(Data items)
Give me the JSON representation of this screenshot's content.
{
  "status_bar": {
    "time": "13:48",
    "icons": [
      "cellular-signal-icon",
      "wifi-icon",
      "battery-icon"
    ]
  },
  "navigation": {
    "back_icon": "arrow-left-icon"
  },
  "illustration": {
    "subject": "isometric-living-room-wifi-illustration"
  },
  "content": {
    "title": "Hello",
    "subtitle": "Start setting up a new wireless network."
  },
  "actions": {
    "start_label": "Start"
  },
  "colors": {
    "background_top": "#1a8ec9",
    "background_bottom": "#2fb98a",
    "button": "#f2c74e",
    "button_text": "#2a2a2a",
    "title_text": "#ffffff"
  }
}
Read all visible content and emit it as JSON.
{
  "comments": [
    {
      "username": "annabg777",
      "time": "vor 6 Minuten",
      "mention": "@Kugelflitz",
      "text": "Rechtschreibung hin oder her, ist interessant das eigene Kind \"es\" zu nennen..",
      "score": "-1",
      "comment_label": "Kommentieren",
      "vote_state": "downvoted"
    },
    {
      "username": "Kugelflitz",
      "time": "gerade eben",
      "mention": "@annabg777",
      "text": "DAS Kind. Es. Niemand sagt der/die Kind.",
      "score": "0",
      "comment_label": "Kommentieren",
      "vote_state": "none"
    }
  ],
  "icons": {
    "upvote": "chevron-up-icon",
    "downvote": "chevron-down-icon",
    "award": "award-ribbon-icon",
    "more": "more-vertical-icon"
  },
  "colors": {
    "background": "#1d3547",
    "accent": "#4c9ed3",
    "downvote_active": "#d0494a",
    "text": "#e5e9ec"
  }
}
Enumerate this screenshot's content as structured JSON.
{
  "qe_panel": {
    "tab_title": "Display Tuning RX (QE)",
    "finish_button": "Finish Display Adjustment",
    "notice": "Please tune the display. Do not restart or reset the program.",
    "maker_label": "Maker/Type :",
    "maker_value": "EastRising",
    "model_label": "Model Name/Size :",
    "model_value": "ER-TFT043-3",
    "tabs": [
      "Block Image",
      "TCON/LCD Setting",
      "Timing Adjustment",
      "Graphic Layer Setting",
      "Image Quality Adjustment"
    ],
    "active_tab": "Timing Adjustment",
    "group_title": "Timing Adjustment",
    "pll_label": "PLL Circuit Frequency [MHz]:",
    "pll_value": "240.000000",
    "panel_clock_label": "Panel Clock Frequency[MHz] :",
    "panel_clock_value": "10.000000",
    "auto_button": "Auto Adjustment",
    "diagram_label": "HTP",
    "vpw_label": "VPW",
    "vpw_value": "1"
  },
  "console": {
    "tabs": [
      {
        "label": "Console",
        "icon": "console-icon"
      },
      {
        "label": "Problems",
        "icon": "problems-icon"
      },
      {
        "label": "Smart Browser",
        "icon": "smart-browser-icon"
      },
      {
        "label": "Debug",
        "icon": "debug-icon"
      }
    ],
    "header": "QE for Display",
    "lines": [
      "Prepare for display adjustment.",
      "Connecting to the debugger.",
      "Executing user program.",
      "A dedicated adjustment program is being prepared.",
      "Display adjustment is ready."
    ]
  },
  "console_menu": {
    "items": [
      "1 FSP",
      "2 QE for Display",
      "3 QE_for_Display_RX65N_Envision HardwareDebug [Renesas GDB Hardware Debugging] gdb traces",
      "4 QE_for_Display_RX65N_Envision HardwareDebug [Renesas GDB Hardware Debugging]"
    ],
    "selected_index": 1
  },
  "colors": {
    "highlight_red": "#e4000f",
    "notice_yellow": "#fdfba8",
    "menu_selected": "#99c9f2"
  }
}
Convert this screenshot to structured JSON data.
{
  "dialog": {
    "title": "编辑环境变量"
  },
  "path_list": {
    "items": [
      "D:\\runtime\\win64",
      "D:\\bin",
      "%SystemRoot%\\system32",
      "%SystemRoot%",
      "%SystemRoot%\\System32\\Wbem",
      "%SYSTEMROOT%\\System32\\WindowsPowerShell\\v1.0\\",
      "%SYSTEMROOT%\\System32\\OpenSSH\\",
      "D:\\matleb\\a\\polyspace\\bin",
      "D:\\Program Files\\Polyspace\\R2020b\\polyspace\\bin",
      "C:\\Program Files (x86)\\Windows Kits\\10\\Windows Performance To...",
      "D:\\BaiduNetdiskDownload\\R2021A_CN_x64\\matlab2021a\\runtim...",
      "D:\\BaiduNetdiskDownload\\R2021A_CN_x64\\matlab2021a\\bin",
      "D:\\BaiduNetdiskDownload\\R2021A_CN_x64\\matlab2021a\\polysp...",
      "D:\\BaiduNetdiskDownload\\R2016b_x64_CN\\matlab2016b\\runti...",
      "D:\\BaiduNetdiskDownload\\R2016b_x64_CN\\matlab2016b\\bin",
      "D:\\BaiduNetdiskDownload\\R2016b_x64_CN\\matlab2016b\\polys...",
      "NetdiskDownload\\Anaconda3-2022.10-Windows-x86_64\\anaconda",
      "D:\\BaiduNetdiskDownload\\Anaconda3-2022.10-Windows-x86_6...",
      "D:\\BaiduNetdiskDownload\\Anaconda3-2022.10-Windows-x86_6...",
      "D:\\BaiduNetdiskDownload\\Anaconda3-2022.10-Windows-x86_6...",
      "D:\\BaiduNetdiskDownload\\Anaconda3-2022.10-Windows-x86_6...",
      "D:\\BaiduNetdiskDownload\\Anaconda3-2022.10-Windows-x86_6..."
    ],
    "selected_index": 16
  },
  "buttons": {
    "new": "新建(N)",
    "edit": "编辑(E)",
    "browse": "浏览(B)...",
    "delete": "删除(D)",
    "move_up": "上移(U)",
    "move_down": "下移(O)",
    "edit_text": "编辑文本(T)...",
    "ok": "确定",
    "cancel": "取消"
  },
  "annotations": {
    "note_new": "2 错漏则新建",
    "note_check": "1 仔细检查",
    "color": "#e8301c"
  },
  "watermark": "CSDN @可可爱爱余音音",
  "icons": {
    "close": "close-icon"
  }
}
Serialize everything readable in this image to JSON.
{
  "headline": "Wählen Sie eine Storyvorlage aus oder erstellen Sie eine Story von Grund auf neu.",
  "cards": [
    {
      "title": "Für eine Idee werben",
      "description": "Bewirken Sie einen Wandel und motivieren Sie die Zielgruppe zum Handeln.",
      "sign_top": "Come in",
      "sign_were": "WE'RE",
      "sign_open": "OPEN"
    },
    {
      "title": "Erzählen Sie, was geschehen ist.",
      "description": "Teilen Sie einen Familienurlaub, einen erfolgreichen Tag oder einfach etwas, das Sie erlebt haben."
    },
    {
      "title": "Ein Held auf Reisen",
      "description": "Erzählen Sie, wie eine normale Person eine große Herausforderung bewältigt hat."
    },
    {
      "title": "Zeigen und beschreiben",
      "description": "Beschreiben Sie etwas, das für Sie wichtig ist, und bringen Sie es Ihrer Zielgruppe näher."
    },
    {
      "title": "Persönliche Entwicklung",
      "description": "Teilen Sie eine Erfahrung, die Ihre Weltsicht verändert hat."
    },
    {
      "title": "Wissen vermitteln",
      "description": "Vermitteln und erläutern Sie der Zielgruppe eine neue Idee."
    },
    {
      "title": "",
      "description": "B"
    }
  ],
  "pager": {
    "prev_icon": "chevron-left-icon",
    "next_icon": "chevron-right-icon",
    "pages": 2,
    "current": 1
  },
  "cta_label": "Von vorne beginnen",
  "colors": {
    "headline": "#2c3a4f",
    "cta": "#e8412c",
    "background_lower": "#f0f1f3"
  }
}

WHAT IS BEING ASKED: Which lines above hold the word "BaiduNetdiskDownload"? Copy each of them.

EXERCISE ANSWER:
      "D:\\BaiduNetdiskDownload\\R2021A_CN_x64\\matlab2021a\\runtim...",
      "D:\\BaiduNetdiskDownload\\R2021A_CN_x64\\matlab2021a\\bin",
      "D:\\BaiduNetdiskDownload\\R2021A_CN_x64\\matlab2021a\\polysp...",
      "D:\\BaiduNetdiskDownload\\R2016b_x64_CN\\matlab2016b\\runti...",
      "D:\\BaiduNetdiskDownload\\R2016b_x64_CN\\matlab2016b\\bin",
      "D:\\BaiduNetdiskDownload\\R2016b_x64_CN\\matlab2016b\\polys...",
      "D:\\BaiduNetdiskDownload\\Anaconda3-2022.10-Windows-x86_6...",
      "D:\\BaiduNetdiskDownload\\Anaconda3-2022.10-Windows-x86_6...",
      "D:\\BaiduNetdiskDownload\\Anaconda3-2022.10-Windows-x86_6...",
      "D:\\BaiduNetdiskDownload\\Anaconda3-2022.10-Windows-x86_6...",
      "D:\\BaiduNetdiskDownload\\Anaconda3-2022.10-Windows-x86_6..."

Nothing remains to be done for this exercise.